This isn't so much a movie as two hours-plus of product placement. The nerve of Disney to sell us tickets to an ad for a theme-park attraction to which it wants to sell us tickets. That's not synergy. That's corporate greed.
At least Pirates of the Caribbean had Johnny Depp when he could still be fun and, early on, stories and characters entertaining enough to distract you from the fact that you were watching a $250,000,000 commercial. Tomorrowland isn't designed to distract us from Disney's marketing. Entertainment barely comes into the picture.
Rather, Tomorrowland is designed to lecture us. Cowritten and directed by the previously estimable Brad Bird (Ratatouille), this is that rare family film guaranteed to leave young and older viewers equally unsatisfied.
Take the opening sequence: Frank (George Clooney) looks into the camera and begins to tell a story. Behind him, a clocklike device displays a running countdown. He's interrupted by a perky youngster named Casey (Britt Robertson) who has her own ideas about how to tell the story. Whenever one interrupts the other, the countdown pauses. Rinse. Repeat until you find yourself thinking of The Monuments Men and trying to remember the last time you enjoyed a George Clooney movie.
This goes on and on until finally the movie starts, and you realize that cutesy back and forth between Frank and Casey served zero purpose beyond filling time. Speaking of time, that clock with the countdown is never explained. Both elements of the intro are signs of what's to come.

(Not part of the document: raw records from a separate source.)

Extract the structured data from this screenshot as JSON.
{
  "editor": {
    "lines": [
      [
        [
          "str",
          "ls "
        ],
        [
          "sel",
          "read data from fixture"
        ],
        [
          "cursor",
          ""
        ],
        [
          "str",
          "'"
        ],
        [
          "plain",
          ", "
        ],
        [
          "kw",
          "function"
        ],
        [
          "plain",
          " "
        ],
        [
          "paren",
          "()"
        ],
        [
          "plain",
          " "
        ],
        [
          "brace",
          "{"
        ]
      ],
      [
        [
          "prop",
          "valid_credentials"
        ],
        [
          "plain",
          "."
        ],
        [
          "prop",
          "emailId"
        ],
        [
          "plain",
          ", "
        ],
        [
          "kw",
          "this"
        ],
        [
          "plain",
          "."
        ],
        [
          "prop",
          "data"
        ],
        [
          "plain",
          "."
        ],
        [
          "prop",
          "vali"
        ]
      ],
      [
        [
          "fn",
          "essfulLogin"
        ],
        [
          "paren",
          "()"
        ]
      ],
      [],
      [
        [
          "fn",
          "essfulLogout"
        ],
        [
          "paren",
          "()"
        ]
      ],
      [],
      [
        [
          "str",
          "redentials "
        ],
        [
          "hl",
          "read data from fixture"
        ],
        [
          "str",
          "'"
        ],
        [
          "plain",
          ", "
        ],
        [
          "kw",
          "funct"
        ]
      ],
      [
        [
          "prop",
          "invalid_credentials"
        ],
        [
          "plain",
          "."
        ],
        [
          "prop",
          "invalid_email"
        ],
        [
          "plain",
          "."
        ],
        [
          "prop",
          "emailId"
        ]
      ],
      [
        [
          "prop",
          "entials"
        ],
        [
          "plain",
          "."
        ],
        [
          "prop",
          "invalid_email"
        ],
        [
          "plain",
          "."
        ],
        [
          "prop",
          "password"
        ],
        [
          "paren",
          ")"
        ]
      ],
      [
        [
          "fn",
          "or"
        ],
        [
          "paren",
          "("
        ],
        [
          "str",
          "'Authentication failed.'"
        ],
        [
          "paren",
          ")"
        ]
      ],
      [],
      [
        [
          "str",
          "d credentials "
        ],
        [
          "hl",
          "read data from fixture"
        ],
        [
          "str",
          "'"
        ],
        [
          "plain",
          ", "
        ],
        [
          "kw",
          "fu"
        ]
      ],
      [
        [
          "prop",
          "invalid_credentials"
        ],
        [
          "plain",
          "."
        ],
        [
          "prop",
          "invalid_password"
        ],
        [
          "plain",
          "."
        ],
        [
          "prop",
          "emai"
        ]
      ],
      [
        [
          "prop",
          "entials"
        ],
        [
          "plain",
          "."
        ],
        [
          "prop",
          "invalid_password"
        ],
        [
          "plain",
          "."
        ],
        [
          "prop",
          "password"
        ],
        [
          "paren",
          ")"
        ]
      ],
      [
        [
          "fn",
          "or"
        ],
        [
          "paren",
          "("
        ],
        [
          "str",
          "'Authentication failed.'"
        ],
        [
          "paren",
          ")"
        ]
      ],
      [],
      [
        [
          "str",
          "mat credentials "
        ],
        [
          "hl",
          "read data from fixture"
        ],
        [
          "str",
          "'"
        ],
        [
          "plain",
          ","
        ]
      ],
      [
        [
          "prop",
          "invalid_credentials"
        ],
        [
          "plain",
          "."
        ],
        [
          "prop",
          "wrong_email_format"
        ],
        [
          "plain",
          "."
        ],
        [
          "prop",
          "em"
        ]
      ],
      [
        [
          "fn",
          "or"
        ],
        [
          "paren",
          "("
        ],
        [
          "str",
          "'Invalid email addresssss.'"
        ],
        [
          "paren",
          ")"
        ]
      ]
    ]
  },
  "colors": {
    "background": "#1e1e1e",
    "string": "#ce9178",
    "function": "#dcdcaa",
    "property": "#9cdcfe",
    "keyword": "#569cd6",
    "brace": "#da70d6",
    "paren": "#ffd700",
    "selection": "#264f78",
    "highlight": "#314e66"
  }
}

The story starts at the 1964 New York World's Fair. Young Frank has brought a homemade jet pack — which he knows doesn't work — to show the judges at an invention contest. They're suitably unimpressed. A young girl with a British accent (Raffey Cassidy) sees something special in Frank, however, and slips him a magic token. It admits him to the gleaming dream metropolis that is Tomorrowland, where it seems only a matter of time before you'll bump into George Jetson.
The girl's name is Athena and, the next thing we know, we're in the present day and she's slipped a token to Casey, evidently owing to the latter's passion for NASA's space program. Whenever Casey touches the token, she finds herself suddenly on the set of Field of Dreams with the shimmering metropolis of Tomorrowland in the distance.

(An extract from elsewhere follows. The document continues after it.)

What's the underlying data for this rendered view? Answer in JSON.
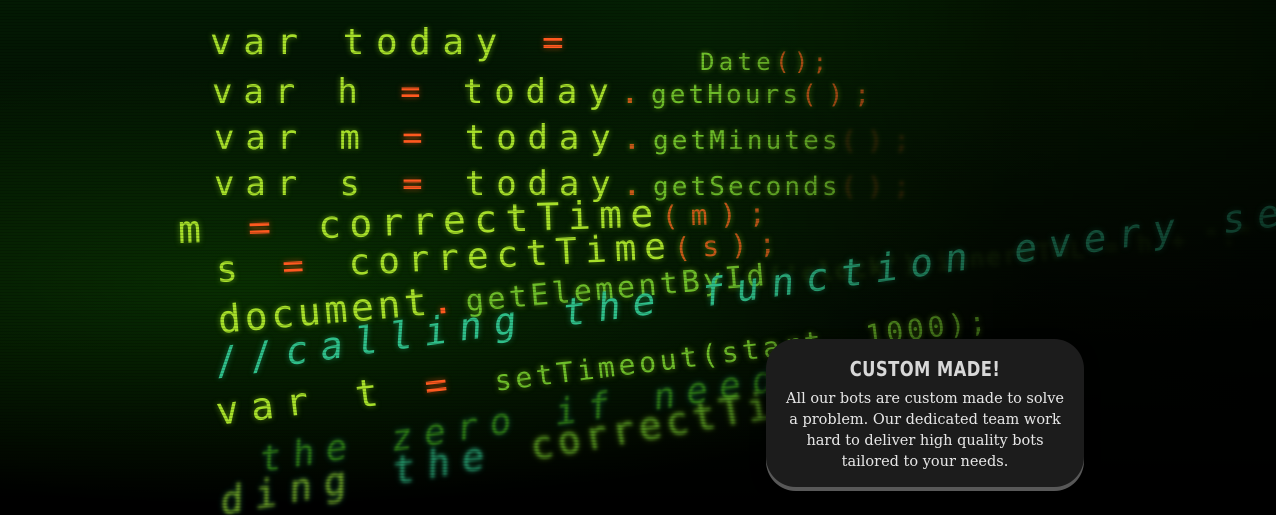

The rest of the film chronicles the chaos that ensues after Athena unites Casey with the now grizzled, disillusioned Frank and they set out to right the course of humanity's future while being pursued by grinning robots in black suits. Nonstop special effects have been created to divert our attention from gaping lapses in logic and from plot holes the size of, well, black holes. In places, the CGI mayhem is snazzy, but mostly the whole business is exhausting. It hardly helps that Robertson comes close to exceeding the perkiness limit even for a Disney product.
It gets worse. Bird isn't content to baffle us and give us migraines. He wants to teach us Something Very Important. Hint: It has to do with how the future is in our hands. How we should be more positive and watch fewer apocalypse movies (such as next week's non-Disney-produced San Andreas). Honest.
The director's vision of a back-on-track human race looks a lot like that classic Coke spot referenced in "Mad Men"'s finale. With Tomorrowland, Bird wants to teach the world not to sing, but to think in perfect harmony. Which feels a tad Big Brother to me. In the future, I think I'd prefer it if the filmmaker spent less time saving us and more, say, entertaining us.